**GIVEN RECORDS**
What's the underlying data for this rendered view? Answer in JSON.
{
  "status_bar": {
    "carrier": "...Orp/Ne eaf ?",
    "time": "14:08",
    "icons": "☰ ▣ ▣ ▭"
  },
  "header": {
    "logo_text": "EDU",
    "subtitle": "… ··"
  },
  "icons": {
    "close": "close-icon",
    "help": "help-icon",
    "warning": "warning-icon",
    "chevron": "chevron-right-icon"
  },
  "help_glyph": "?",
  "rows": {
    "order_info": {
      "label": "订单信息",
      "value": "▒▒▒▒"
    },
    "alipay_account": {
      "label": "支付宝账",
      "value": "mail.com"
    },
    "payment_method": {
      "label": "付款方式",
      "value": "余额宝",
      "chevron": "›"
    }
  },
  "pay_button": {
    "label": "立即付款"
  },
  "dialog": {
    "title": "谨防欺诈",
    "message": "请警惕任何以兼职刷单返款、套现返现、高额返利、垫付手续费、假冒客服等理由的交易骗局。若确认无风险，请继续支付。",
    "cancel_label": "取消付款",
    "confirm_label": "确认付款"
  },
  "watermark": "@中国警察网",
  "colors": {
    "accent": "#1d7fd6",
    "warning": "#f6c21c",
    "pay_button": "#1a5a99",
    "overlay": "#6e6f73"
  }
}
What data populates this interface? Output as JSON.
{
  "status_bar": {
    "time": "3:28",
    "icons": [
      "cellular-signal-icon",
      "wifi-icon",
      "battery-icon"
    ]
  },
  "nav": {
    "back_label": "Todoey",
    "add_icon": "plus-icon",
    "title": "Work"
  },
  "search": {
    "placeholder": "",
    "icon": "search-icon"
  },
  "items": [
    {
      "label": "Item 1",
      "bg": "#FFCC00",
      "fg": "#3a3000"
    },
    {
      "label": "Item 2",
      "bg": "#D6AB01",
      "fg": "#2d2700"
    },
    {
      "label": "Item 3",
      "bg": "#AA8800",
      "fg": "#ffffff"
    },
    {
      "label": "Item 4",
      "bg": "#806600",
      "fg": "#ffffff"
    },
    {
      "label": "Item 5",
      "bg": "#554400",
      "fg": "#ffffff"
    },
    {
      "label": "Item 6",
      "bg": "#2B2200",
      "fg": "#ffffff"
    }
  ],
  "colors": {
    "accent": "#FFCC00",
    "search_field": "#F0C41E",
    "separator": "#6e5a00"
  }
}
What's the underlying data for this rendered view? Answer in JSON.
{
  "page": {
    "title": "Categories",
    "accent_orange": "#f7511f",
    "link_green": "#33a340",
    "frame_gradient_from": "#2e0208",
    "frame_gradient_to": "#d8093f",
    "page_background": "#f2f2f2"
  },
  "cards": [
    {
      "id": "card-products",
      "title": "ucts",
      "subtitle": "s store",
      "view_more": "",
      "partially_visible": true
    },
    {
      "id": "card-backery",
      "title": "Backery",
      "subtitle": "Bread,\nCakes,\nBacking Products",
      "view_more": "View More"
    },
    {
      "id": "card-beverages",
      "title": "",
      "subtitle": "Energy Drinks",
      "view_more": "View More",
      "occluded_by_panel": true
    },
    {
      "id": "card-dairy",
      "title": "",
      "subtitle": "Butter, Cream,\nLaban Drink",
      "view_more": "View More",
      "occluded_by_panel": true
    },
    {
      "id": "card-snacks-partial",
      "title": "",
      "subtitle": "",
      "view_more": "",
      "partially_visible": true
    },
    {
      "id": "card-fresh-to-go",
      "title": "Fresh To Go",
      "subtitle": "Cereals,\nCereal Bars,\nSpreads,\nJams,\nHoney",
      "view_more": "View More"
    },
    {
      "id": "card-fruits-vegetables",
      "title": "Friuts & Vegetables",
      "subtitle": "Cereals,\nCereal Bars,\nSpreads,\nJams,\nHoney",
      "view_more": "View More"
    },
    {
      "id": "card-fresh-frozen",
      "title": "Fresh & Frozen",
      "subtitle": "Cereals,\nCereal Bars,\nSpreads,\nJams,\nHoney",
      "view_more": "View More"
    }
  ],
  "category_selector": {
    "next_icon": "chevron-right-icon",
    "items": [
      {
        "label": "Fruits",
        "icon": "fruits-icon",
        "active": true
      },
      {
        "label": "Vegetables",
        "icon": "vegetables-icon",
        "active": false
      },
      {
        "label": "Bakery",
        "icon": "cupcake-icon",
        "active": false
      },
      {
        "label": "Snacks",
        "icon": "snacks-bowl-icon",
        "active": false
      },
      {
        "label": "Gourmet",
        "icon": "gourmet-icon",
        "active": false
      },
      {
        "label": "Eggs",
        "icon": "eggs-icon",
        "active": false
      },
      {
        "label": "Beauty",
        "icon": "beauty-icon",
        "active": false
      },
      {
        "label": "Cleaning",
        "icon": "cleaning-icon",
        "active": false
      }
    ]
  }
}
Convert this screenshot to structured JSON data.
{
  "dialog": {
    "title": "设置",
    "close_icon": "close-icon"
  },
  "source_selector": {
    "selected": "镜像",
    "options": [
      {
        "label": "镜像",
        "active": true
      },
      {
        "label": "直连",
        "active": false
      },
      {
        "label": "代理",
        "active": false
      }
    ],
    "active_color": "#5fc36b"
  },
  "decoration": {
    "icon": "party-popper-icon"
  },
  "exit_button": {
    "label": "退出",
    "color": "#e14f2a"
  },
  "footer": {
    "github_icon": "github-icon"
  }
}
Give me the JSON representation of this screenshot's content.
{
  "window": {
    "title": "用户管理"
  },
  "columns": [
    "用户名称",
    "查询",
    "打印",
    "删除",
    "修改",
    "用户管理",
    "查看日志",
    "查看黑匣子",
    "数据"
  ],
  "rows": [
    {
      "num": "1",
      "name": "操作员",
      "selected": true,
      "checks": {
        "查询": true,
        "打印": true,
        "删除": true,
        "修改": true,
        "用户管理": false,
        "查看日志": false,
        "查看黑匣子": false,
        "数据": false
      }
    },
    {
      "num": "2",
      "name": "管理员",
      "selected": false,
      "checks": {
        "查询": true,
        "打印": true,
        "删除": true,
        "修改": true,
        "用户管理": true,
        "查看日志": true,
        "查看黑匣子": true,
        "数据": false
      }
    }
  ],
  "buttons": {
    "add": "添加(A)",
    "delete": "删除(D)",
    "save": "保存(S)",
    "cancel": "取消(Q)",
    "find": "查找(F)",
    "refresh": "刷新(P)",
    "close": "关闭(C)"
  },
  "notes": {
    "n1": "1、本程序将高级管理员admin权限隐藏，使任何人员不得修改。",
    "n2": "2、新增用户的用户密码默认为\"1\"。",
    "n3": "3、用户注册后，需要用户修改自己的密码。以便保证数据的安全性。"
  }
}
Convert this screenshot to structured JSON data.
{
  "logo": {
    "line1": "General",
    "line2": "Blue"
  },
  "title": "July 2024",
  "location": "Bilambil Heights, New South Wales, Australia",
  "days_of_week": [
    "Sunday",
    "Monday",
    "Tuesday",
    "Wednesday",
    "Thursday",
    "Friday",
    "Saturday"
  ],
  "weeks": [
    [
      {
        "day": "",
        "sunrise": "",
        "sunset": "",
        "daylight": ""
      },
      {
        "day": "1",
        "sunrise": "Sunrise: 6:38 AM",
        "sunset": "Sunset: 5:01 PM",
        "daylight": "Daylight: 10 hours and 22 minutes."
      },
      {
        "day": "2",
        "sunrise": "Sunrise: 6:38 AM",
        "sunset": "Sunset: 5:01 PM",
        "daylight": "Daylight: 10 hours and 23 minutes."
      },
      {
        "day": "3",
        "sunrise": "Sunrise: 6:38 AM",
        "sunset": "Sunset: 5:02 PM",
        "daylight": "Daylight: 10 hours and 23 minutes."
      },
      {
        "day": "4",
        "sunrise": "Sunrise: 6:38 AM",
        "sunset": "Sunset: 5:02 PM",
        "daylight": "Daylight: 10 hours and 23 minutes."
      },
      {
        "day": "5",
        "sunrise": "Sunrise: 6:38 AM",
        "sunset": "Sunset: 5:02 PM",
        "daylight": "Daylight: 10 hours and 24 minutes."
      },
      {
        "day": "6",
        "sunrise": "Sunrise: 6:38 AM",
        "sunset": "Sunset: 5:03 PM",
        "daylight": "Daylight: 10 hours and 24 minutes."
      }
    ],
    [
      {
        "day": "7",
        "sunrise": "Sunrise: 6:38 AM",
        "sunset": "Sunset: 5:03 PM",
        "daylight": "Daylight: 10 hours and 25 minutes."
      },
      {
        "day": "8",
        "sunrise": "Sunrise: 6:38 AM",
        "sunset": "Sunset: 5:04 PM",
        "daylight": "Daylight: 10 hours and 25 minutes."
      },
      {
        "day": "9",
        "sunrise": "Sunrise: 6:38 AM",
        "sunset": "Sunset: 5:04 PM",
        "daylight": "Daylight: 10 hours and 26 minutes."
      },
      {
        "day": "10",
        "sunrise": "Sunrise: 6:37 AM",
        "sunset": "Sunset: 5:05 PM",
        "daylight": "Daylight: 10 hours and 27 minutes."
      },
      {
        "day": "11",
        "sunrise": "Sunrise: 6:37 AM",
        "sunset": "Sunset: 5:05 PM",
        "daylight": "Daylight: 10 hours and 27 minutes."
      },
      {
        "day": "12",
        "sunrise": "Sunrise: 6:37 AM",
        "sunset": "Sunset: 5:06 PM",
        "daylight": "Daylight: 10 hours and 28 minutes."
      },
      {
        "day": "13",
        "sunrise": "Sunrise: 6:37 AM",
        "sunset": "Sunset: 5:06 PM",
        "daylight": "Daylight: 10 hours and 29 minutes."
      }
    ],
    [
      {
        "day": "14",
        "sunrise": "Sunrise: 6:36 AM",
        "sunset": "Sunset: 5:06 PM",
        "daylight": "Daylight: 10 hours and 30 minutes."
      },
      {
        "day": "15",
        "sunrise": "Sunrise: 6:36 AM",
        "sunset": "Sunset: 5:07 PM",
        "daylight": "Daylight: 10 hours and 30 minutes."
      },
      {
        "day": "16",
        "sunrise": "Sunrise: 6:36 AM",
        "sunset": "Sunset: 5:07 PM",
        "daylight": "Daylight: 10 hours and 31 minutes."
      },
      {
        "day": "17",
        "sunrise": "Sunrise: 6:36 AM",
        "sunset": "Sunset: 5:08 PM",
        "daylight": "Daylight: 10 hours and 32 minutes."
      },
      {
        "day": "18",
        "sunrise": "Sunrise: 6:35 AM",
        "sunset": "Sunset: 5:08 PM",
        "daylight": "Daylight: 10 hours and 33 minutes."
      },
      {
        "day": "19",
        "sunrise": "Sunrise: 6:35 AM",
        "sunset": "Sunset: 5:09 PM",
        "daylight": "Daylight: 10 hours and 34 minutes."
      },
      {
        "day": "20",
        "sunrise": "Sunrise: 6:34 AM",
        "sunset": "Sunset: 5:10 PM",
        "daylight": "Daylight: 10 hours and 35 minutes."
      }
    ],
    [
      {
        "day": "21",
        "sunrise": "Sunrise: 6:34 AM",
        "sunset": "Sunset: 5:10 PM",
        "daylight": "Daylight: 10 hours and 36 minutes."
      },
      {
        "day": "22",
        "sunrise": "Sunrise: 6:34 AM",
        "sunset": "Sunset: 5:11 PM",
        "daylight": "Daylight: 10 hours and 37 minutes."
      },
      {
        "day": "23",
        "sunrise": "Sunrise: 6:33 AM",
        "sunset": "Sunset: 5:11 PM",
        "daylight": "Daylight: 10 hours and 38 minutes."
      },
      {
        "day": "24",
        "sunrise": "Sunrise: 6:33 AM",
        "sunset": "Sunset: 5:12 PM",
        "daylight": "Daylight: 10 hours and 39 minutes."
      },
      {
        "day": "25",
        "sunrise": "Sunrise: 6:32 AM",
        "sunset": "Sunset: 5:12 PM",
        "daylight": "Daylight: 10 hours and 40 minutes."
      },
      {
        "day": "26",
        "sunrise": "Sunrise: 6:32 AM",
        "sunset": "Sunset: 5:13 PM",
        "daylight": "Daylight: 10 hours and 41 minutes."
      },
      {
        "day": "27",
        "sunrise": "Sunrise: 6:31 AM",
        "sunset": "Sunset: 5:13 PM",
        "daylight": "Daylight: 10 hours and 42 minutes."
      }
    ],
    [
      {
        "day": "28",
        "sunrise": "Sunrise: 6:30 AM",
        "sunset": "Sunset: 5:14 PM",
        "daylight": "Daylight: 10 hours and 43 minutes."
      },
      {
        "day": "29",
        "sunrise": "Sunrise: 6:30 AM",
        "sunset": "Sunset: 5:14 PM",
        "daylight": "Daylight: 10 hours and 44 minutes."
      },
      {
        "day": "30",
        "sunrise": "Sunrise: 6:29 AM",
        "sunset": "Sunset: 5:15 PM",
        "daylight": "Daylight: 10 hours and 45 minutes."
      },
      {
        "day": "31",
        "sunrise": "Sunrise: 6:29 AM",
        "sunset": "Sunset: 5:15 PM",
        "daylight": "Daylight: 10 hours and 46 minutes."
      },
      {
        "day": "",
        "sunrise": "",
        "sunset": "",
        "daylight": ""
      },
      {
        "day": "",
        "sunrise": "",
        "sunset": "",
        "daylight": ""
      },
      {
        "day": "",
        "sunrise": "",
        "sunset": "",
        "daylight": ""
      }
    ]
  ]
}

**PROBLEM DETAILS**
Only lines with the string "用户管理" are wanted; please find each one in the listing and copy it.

**TASK RESPONSE**
    "title": "用户管理"
    "用户管理",
        "用户管理": false,
        "用户管理": true,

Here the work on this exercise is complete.